Finally, this line of thought also doesn’t address the problem of the origin of the current market demand. Surely, students didn’t just wake up one day to say: From now on, we shall only be taught by Native English Speaker Teachers (NESTs); after which they went to the nearest school to demand exactly that. While I agree that students can and should be allowed to make free choices regarding their education, it is preposterous to assume that the industry and the supply has had nothing to do with shaping students’ preferences.
All in all, while the market is indeed a powerful force that can to a great extent shape any industry, it is not the whole story. There are laws which can be put in place to curb it. The industry can influence what the market wants and educate the customer. So, I definitely don’t think that to blame the market demand is the answer.
The other post on the TEFL blame game I read last week was written by Alex Case.

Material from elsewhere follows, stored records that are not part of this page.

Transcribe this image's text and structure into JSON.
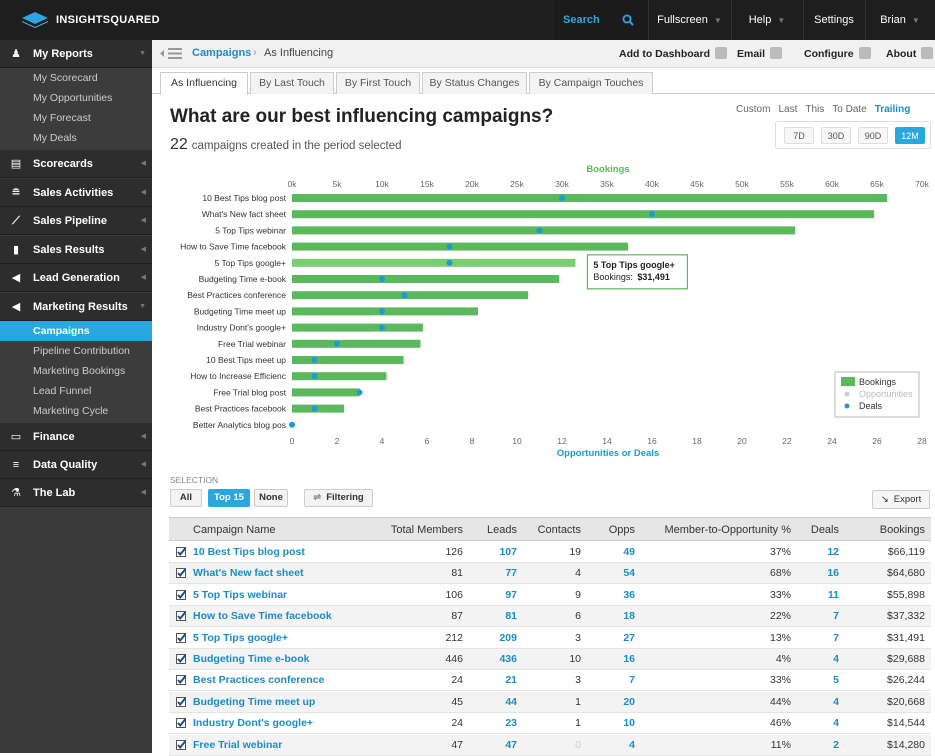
{
  "topbar": {
    "logo_text": "INSIGHTSQUARED",
    "search_label": "Search",
    "fullscreen_label": "Fullscreen",
    "help_label": "Help",
    "settings_label": "Settings",
    "user_label": "Brian"
  },
  "sidebar": {
    "sections": [
      {
        "label": "My Reports",
        "icon": "person-icon"
      },
      {
        "label": "Scorecards",
        "icon": "document-icon"
      },
      {
        "label": "Sales Activities",
        "icon": "activity-icon"
      },
      {
        "label": "Sales Pipeline",
        "icon": "line-chart-icon"
      },
      {
        "label": "Sales Results",
        "icon": "bar-chart-icon"
      },
      {
        "label": "Lead Generation",
        "icon": "megaphone-icon"
      },
      {
        "label": "Marketing Results",
        "icon": "megaphone-icon"
      },
      {
        "label": "Finance",
        "icon": "money-icon"
      },
      {
        "label": "Data Quality",
        "icon": "filter-icon"
      },
      {
        "label": "The Lab",
        "icon": "flask-icon"
      }
    ],
    "my_reports_items": [
      "My Scorecard",
      "My Opportunities",
      "My Forecast",
      "My Deals"
    ],
    "marketing_items": [
      "Campaigns",
      "Pipeline Contribution",
      "Marketing Bookings",
      "Lead Funnel",
      "Marketing Cycle"
    ]
  },
  "header": {
    "crumb_link": "Campaigns",
    "crumb_sep": "›",
    "crumb_current": "As Influencing",
    "add_dashboard": "Add to Dashboard",
    "email": "Email",
    "configure": "Configure",
    "about": "About"
  },
  "tabs": [
    "As Influencing",
    "By Last Touch",
    "By First Touch",
    "By Status Changes",
    "By Campaign Touches"
  ],
  "headline": "What are our best influencing campaigns?",
  "subline": {
    "count": "22",
    "text": "campaigns created in the period selected"
  },
  "periods": {
    "labels": [
      "Custom",
      "Last",
      "This",
      "To Date",
      "Trailing"
    ],
    "buttons": [
      "7D",
      "30D",
      "90D",
      "12M"
    ]
  },
  "chart_data": {
    "type": "bar",
    "top_axis_label": "Bookings",
    "bottom_axis_label": "Opportunities or Deals",
    "top_ticks": [
      "0k",
      "5k",
      "10k",
      "15k",
      "20k",
      "25k",
      "30k",
      "35k",
      "40k",
      "45k",
      "50k",
      "55k",
      "60k",
      "65k",
      "70k"
    ],
    "bottom_ticks": [
      "0",
      "2",
      "4",
      "6",
      "8",
      "10",
      "12",
      "14",
      "16",
      "18",
      "20",
      "22",
      "24",
      "26",
      "28"
    ],
    "top_range": [
      0,
      70000
    ],
    "bottom_range": [
      0,
      28
    ],
    "categories": [
      "10 Best Tips blog post",
      "What's New fact sheet",
      "5 Top Tips webinar",
      "How to Save Time facebook",
      "5 Top Tips google+",
      "Budgeting Time e-book",
      "Best Practices conference",
      "Budgeting Time meet up",
      "Industry Dont's google+",
      "Free Trial webinar",
      "10 Best Tips meet up",
      "How to Increase Efficienc",
      "Free Trial blog post",
      "Best Practices facebook",
      "Better Analytics blog pos"
    ],
    "series": [
      {
        "name": "Bookings",
        "values": [
          66119,
          64680,
          55898,
          37332,
          31491,
          29688,
          26244,
          20668,
          14544,
          14280,
          12400,
          10500,
          7500,
          5800,
          0
        ]
      },
      {
        "name": "Deals",
        "values": [
          12,
          16,
          11,
          7,
          7,
          4,
          5,
          4,
          4,
          2,
          1,
          1,
          3,
          1,
          0
        ]
      }
    ],
    "legend": [
      "Bookings",
      "Opportunities",
      "Deals"
    ],
    "tooltip": {
      "title": "5 Top Tips google+",
      "label": "Bookings:",
      "value": "$31,491"
    },
    "colors": {
      "bar": "#5cb85c",
      "bar_hover": "#7ccd72",
      "deal": "#1a9ad6"
    }
  },
  "selection": {
    "label": "SELECTION",
    "all": "All",
    "top15": "Top 15",
    "none": "None",
    "filtering": "Filtering",
    "export": "Export"
  },
  "table": {
    "headers": [
      "Campaign Name",
      "Total Members",
      "Leads",
      "Contacts",
      "Opps",
      "Member-to-Opportunity %",
      "Deals",
      "Bookings"
    ],
    "rows": [
      [
        "10 Best Tips blog post",
        "126",
        "107",
        "19",
        "49",
        "37%",
        "12",
        "$66,119"
      ],
      [
        "What's New fact sheet",
        "81",
        "77",
        "4",
        "54",
        "68%",
        "16",
        "$64,680"
      ],
      [
        "5 Top Tips webinar",
        "106",
        "97",
        "9",
        "36",
        "33%",
        "11",
        "$55,898"
      ],
      [
        "How to Save Time facebook",
        "87",
        "81",
        "6",
        "18",
        "22%",
        "7",
        "$37,332"
      ],
      [
        "5 Top Tips google+",
        "212",
        "209",
        "3",
        "27",
        "13%",
        "7",
        "$31,491"
      ],
      [
        "Budgeting Time e-book",
        "446",
        "436",
        "10",
        "16",
        "4%",
        "4",
        "$29,688"
      ],
      [
        "Best Practices conference",
        "24",
        "21",
        "3",
        "7",
        "33%",
        "5",
        "$26,244"
      ],
      [
        "Budgeting Time meet up",
        "45",
        "44",
        "1",
        "20",
        "44%",
        "4",
        "$20,668"
      ],
      [
        "Industry Dont's google+",
        "24",
        "23",
        "1",
        "10",
        "46%",
        "4",
        "$14,544"
      ],
      [
        "Free Trial webinar",
        "47",
        "47",
        "0",
        "4",
        "11%",
        "2",
        "$14,280"
      ]
    ]
  }
}
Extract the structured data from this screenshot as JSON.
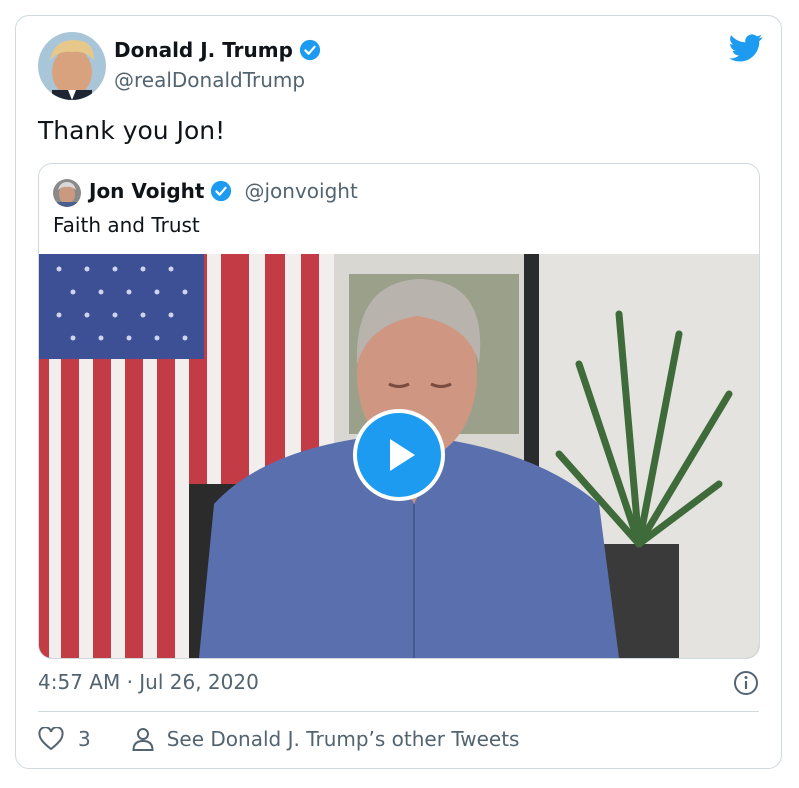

He certainly comes up with a much more comprehensive list of those who should be to blame for the state of ELT which starts with governments, teaching associations, TEFL course providers, and finishes with students. I do agree with the accusations he makes in the post, however, in my opinion there’s a very important point missing from the list, which I think should have actually made it to the very top.
So who is to blame?
WE all are.
Of course, the teaching associations could do much more to support better working conditions. So could the governments. TEFL course providers could and should probably raise the standards, while language schools could stop employing teachers whose only ‘qualification’ is being a native speaker.
However, when was the last time you – yes, I mean YOU – have done anything to try to change your ELT lot? By the way, ranting in the pub after work doesn’t count.
I’m convinced that each of us is partly responsible for what ELT industry is like, or for not having done anything to change it. Teaching associations could indeed do much more. However, they are only the sum of their members, even if slightly greater than its parts. For example, IATEFL has never wanted to be involved in what it considered ‘polictics’, and might never change this stance unless there is a constant and mounting pressure from its members – and the outside ELT community – to act.
Language schools could also pay us decent wages and start valuing teachers based on how well they teach, not where they were born. However, it is futile to expect that they will do so out of good will or pity for our lot. They might, on the other hand, change their minds if we organised ourselves and stood up to them. Of course, nobody wants to lose their job, but then we shouldn’t complain that some employers use this fear against us.
Students and their parents could also realise that whether one is an English native speaker or not has nothing to do with how good a teacher you can be. This is like expecting a patient to get better by themselves while the doctor looks the other way. Students come to us because they don’t know how to learn a language and because they believe we can help them. As educators – if we ever want the ELT community to become a more equal one – we do have a moral responsibility to educate our clients out of prejudices about learning English they might have.
So – to paraphrase David Petrie’s conclusion to his post – if you really want someone to blame for the state of ELT, blame yourself.
And once you get over it, if you’re still bothered by working conditions in ELT, do something to bring about positive change.